WORK REQUEST:
In full and without change, repeat the records shown below.

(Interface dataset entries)
§

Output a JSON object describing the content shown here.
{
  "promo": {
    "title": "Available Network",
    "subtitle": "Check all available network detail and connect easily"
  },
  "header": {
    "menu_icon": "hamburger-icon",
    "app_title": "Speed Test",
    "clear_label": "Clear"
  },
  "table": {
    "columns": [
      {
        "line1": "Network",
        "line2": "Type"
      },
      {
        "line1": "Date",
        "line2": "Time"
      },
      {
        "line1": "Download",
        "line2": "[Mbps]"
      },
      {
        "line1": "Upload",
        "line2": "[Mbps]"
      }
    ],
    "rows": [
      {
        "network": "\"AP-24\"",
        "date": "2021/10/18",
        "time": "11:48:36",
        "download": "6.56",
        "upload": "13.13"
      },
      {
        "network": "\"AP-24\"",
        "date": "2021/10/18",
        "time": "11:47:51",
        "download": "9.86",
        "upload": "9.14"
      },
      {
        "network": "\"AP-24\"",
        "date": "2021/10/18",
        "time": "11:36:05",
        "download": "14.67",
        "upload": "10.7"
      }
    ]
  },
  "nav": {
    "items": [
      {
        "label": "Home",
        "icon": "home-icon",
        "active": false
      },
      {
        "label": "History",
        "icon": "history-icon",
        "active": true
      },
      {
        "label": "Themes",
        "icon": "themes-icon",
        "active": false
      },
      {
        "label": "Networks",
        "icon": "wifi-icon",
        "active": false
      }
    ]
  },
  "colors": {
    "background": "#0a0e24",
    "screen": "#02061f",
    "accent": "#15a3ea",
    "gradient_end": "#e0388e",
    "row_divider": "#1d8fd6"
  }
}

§

RESPONSE TO THIS TASK:
Output a JSON object describing the content shown here.
{
  "promo": {
    "title": "Available Network",
    "subtitle": "Check all available network detail and connect easily"
  },
  "header": {
    "menu_icon": "hamburger-icon",
    "app_title": "Speed Test",
    "clear_label": "Clear"
  },
  "table": {
    "columns": [
      {
        "line1": "Network",
        "line2": "Type"
      },
      {
        "line1": "Date",
        "line2": "Time"
      },
      {
        "line1": "Download",
        "line2": "[Mbps]"
      },
      {
        "line1": "Upload",
        "line2": "[Mbps]"
      }
    ],
    "rows": [
      {
        "network": "\"AP-24\"",
        "date": "2021/10/18",
        "time": "11:48:36",
        "download": "6.56",
        "upload": "13.13"
      },
      {
        "network": "\"AP-24\"",
        "date": "2021/10/18",
        "time": "11:47:51",
        "download": "9.86",
        "upload": "9.14"
      },
      {
        "network": "\"AP-24\"",
        "date": "2021/10/18",
        "time": "11:36:05",
        "download": "14.67",
        "upload": "10.7"
      }
    ]
  },
  "nav": {
    "items": [
      {
        "label": "Home",
        "icon": "home-icon",
        "active": false
      },
      {
        "label": "History",
        "icon": "history-icon",
        "active": true
      },
      {
        "label": "Themes",
        "icon": "themes-icon",
        "active": false
      },
      {
        "label": "Networks",
        "icon": "wifi-icon",
        "active": false
      }
    ]
  },
  "colors": {
    "background": "#0a0e24",
    "screen": "#02061f",
    "accent": "#15a3ea",
    "gradient_end": "#e0388e",
    "row_divider": "#1d8fd6"
  }
}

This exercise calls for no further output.